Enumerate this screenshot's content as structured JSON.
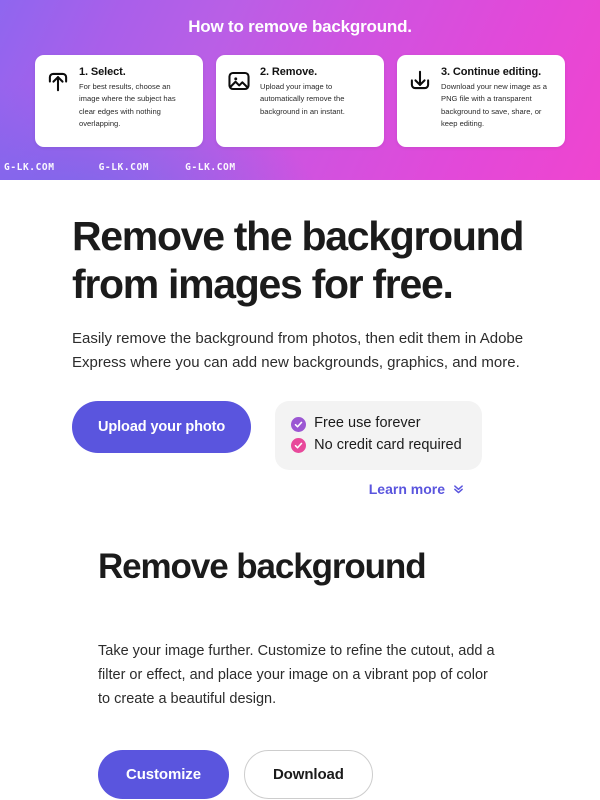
{
  "hero": {
    "title": "How to remove background.",
    "gradient_from": "#8f66ef",
    "gradient_to": "#ef45cf",
    "cards": [
      {
        "icon": "upload-icon",
        "title": "1. Select.",
        "desc": "For best results, choose an image where the subject has clear edges with nothing overlapping."
      },
      {
        "icon": "image-icon",
        "title": "2. Remove.",
        "desc": "Upload your image to automatically remove the background in an instant."
      },
      {
        "icon": "download-icon",
        "title": "3. Continue editing.",
        "desc": "Download your new image as a PNG file with a transparent background to save, share, or keep editing."
      }
    ],
    "watermarks": [
      "G-LK.COM",
      "G-LK.COM",
      "G-LK.COM"
    ]
  },
  "main": {
    "headline": "Remove the background from images for free.",
    "subtext": "Easily remove the background from photos, then edit them in Adobe Express where you can add new backgrounds, graphics, and more.",
    "upload_button": "Upload your photo",
    "upload_button_color": "#5a55de",
    "benefits": [
      {
        "label": "Free use forever",
        "check_color": "#9b57d3"
      },
      {
        "label": "No credit card required",
        "check_color": "#e8499b"
      }
    ],
    "learn_more": "Learn more",
    "learn_more_color": "#5a55de"
  },
  "section2": {
    "heading": "Remove background",
    "paragraph": "Take your image further. Customize to refine the cutout, add a filter or effect, and place your image on a vibrant pop of color to create a beautiful design.",
    "customize_button": "Customize",
    "download_button": "Download"
  }
}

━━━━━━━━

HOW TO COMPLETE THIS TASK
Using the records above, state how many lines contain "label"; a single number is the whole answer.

ANSWER
2